In 1970, Ian Petrie, a Scottish expatriate who founded Hong Kong Rangers, brought three young players from Scotland to the city.

Derek Currie, Walter Gerrard and Jackie Trainer became the first batch of European footballers to play professionally here.

More Scottish footballers followed, notably Tommy Hutchison, Gordon McQueen and Jimmy Liddell. Winger Hutchison, who had the dubious distinction of scoring goals for both sides in the 1981 FA Cup final, turned out for Bulova from 1982 to 1983.

He won the hearts of local fans with his surging runs down the left side.

Central defender McQueen, who came out here from Manchester United, had a spell with local powerhouse Seiko in 1985. Like Henderson, both Hutchison and McQueen played for Scotland.

Liddell, a goalkeeper, turned out for Rangers, Blake Garden and Eastern in the 1970s and made a big impression here.

K. Y. Tsui, Lai Chi Kok

 

Hard to make a case for Cathay limits

I would like to inquire, through these columns, why Cathay Pacific is so niggardly with checked baggage allowances on its premium classes.

Both British Airways and Virgin Atlantic allow up to three bags of 32kg each or two bags of 23kg each for their business and premium economy classes respectively.

Cathay offers a measly 30 kg or 25 kg maximum combined weight for the same classes.

Considering that the three airlines' fares are very similar, I wonder why Cathay would want to inconvenience its passengers in this way.

I would very much appreciate an answer from the Cathay Pacific management on this issue.

Bina Nihalani, Mid-Levels

 

Bus menace risks getting out of control

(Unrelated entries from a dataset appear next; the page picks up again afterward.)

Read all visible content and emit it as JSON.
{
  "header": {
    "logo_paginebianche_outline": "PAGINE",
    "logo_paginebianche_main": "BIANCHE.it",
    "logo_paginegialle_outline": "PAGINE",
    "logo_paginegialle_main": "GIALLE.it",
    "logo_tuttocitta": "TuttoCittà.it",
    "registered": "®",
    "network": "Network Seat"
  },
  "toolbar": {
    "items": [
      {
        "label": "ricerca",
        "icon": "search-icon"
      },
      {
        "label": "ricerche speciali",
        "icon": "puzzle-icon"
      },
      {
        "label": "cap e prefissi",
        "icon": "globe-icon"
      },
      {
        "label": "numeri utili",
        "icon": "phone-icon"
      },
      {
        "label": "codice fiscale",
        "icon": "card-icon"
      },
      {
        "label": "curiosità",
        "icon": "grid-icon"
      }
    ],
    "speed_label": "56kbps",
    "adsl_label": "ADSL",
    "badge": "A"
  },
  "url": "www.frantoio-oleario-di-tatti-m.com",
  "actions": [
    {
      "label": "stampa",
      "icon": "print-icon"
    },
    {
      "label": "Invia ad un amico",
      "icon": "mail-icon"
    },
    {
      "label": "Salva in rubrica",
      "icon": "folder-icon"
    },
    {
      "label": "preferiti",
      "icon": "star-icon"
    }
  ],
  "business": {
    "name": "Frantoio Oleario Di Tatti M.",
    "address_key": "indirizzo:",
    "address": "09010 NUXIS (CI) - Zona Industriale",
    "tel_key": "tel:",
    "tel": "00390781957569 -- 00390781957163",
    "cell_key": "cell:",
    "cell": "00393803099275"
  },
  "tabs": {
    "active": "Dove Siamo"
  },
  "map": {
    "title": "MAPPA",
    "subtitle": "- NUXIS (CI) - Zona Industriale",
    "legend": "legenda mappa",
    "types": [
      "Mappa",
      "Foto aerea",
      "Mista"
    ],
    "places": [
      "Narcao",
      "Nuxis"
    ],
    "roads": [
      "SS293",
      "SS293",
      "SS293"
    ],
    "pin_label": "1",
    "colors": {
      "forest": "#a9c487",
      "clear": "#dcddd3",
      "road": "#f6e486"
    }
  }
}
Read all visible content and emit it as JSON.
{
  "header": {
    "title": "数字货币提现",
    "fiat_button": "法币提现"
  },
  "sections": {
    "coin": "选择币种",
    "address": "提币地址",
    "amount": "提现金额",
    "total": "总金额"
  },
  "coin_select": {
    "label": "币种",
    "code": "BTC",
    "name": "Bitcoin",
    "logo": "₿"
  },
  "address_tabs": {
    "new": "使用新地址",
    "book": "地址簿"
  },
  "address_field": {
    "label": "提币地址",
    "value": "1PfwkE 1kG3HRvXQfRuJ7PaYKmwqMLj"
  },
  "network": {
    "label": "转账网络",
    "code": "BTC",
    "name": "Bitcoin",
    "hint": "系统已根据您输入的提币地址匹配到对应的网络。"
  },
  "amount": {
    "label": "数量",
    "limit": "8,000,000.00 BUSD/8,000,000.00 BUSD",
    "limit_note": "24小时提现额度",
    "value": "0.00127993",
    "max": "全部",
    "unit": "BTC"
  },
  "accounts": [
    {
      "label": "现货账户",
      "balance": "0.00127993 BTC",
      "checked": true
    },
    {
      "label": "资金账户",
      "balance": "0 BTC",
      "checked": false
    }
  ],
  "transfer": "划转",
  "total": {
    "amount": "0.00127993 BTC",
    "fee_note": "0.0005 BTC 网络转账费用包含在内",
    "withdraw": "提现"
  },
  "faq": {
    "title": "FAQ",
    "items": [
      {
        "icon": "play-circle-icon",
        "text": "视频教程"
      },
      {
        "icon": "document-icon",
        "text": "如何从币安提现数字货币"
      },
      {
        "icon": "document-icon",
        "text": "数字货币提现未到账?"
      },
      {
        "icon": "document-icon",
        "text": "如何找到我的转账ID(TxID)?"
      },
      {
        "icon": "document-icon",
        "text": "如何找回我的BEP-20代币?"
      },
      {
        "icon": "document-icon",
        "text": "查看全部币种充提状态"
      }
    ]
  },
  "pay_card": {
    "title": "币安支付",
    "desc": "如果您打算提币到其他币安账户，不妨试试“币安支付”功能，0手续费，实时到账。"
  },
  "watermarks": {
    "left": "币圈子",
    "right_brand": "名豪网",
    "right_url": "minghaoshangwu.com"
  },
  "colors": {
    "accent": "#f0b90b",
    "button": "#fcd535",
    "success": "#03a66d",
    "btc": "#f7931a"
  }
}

I echo Josephine Bersee's concerns ("Stubbs Road blocked by tour buses", May 22) about buses blocking the passing place in upper Stubbs Road.

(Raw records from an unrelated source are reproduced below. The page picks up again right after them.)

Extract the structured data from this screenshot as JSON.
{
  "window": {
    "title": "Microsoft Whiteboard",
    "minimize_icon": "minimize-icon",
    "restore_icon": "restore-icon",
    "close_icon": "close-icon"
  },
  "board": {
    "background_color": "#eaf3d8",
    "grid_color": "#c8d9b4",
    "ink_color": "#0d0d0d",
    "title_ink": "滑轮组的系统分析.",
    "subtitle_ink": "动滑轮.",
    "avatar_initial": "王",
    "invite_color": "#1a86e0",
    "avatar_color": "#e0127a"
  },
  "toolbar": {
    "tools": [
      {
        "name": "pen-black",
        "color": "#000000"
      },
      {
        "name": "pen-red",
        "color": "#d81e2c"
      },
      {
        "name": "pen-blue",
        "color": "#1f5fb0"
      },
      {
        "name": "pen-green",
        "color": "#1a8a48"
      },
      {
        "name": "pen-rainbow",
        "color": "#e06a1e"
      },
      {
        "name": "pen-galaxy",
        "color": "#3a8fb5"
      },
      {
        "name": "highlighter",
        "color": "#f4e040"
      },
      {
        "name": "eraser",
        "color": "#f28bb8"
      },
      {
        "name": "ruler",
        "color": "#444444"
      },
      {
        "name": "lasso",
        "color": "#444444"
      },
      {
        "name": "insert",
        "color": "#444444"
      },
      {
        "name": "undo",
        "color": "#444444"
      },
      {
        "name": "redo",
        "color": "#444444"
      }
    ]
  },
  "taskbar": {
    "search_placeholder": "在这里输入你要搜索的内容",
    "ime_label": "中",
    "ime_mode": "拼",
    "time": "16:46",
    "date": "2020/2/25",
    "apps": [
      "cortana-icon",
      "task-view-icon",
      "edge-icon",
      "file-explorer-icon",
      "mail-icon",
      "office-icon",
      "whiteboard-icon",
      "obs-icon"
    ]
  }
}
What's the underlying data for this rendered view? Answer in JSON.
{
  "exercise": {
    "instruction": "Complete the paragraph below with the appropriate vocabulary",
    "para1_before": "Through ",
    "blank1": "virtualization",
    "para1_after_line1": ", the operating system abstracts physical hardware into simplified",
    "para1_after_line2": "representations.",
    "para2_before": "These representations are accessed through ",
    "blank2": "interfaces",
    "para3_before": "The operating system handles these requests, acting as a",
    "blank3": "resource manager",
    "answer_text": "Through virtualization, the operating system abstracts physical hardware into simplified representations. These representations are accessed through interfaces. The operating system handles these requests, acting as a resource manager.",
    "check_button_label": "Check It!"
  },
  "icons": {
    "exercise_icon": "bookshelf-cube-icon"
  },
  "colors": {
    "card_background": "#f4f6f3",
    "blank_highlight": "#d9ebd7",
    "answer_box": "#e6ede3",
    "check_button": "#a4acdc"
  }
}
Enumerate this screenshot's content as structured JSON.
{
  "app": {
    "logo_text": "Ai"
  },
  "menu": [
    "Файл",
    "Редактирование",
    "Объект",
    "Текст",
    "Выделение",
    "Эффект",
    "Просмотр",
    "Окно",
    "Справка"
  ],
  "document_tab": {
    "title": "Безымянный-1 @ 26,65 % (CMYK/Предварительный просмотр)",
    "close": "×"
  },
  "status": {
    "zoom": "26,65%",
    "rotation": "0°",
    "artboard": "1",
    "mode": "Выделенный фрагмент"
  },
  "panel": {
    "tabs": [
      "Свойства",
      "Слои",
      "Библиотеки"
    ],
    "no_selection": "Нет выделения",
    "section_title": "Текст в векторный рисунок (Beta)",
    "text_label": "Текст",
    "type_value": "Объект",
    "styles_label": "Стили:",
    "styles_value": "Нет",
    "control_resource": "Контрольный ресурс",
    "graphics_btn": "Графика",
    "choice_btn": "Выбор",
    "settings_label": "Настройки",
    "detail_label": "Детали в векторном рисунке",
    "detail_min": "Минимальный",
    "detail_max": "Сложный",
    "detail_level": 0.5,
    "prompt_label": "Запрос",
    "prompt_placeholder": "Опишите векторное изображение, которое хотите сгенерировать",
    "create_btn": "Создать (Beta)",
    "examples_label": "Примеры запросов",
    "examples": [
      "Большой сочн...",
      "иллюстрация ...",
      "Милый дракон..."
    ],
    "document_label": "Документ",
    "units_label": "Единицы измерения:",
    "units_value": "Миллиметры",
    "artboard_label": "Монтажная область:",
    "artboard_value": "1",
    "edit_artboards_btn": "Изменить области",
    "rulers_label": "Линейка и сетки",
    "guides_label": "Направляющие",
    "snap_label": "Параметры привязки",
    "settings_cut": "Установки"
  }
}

The situation has become particularly bad of late, with numerous buses at any given time waiting in line on the road itself to offload their passengers so that they can stand by the cliff side, and take pictures at the vantage point.

Unfortunately, this creates significant blockages, on occasion as far up as Wan Chai Gap Road playground, with traffic stuck solid for a long time as tour buses wait to secure a parking spot. So much for the passing place being a pick-up and drop-off place only.

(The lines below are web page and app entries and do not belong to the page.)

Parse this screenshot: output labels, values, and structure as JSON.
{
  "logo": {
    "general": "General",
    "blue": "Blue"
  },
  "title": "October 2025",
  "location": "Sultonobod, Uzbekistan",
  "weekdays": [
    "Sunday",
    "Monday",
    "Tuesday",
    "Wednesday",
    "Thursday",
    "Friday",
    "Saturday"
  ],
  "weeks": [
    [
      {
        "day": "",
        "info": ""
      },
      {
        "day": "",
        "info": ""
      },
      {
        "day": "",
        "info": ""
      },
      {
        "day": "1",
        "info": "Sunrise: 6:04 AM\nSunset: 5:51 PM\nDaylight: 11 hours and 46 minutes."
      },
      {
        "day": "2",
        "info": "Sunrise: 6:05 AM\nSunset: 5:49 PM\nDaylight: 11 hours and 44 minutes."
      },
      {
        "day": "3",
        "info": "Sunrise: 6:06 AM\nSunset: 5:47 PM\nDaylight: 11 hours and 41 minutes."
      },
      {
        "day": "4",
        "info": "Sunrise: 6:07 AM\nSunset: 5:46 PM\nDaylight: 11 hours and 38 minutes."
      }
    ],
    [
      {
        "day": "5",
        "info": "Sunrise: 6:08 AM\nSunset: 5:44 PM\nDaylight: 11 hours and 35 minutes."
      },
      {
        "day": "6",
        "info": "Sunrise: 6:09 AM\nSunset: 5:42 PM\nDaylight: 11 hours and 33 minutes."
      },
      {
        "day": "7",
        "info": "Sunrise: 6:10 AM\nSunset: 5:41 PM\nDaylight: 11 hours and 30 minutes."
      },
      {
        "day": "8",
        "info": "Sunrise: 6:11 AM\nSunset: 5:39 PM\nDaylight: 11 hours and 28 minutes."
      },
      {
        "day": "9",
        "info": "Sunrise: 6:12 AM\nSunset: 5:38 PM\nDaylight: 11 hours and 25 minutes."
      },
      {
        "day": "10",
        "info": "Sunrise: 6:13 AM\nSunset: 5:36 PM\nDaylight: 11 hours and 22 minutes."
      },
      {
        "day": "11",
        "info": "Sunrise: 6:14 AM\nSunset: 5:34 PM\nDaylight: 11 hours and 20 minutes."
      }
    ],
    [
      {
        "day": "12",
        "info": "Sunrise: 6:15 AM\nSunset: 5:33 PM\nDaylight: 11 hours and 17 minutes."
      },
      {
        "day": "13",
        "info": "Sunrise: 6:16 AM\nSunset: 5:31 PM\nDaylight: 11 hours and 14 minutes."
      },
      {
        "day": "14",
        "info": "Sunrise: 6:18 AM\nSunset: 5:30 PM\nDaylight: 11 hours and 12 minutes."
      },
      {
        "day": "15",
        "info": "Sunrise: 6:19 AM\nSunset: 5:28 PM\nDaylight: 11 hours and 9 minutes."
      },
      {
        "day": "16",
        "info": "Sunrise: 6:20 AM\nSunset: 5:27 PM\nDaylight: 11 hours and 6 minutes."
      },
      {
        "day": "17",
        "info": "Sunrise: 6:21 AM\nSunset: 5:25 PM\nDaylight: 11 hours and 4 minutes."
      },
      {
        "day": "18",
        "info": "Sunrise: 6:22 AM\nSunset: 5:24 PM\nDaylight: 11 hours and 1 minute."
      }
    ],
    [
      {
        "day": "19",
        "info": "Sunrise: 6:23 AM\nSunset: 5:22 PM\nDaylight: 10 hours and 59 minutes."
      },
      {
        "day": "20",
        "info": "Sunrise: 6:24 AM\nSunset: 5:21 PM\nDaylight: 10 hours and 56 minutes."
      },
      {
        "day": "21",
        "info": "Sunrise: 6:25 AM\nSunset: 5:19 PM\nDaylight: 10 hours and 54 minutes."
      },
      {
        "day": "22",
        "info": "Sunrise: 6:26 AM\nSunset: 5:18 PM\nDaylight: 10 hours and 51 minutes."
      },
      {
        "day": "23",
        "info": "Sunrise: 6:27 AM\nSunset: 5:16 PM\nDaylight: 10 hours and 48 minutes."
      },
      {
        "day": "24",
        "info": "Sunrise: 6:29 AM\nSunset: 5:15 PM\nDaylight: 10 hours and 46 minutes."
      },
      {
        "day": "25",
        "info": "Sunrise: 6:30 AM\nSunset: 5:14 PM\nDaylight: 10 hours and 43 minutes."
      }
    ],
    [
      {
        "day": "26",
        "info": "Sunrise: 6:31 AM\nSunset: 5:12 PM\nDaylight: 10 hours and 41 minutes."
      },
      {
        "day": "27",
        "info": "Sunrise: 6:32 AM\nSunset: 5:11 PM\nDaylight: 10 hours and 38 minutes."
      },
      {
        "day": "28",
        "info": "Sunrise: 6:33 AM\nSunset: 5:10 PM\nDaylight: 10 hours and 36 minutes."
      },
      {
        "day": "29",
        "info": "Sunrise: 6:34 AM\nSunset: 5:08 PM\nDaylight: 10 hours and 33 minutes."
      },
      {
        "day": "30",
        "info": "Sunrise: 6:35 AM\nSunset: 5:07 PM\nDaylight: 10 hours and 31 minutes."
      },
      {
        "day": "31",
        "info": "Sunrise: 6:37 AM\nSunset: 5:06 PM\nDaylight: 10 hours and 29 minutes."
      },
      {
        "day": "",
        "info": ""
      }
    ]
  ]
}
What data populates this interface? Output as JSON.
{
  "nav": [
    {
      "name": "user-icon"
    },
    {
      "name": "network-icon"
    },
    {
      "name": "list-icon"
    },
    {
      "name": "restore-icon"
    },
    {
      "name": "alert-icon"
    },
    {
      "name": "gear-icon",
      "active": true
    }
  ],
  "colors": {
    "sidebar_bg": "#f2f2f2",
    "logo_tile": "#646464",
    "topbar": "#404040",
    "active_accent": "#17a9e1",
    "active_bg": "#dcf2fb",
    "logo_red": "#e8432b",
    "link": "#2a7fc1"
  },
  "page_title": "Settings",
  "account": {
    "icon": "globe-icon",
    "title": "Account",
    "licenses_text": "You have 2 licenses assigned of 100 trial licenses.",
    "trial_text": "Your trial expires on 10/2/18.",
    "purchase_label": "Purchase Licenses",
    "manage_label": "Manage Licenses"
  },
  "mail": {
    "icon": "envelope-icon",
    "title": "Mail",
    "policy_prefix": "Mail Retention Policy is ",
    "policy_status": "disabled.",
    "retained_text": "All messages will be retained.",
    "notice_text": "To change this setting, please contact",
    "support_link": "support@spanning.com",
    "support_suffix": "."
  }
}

A small cottage industry has now even taken root, with photographers offering to print pictures in their cars as the tourists are waiting.

This is not only annoying for people driving down upper Stubbs Road and residents alike, but also potentially dangerous, as some understandably irate drivers attempt to overtake the long queue by driving on the wrong side of the road, right where it sharply bends towards No 47.

Pedestrians also have no choice but to walk on the road itself, as the footpath gets taken over by the eager visitors.

I also agree with Ms Bersee that the reappearance of the Falun Gong and anti-Falun Gong banners is an eyesore that should be dealt with.

It's time the relevant government departments intervened.

Philippe Espinasse, Mid-Levels

 

Society should stop scourge of prostitution

I refer to the report about a crackdown by mainland police on prostitution ("Sex workers 'increasingly at risk of police abuse'", May 15).

Reading the report it saddened me that some mothers have resorted to prostitution to pay for the basic necessities of their own children.

This is a sign of serious failings in a society if some mothers have to sell themselves to men who are flush with wealth and have no regard for morally correct conduct.

It should be fundamental to any society that we take care of our mothers.

Before thinking of your own needs you must first ensure that your mother is taken care of and is content.

If people adhered to this principle we would have a more stable society.

On a general note, for the sake of humanity and if we are to progress spiritually, prostitution, which is a massive global business, should be stopped.

People should realise that every wrong action brings a painful reaction. We should all recognise the need to respect all women and treat them with dignity. They should not be treated like prostitutes.

Rishi Teckchandani, Mid-Levels

Share

For unlimited access to:

SCMP.com SCMP Tablet Edition SCMP Mobile Edition 10-year news archive
 
 

 

 
 
 
 
 

Login

SCMP.com Account

or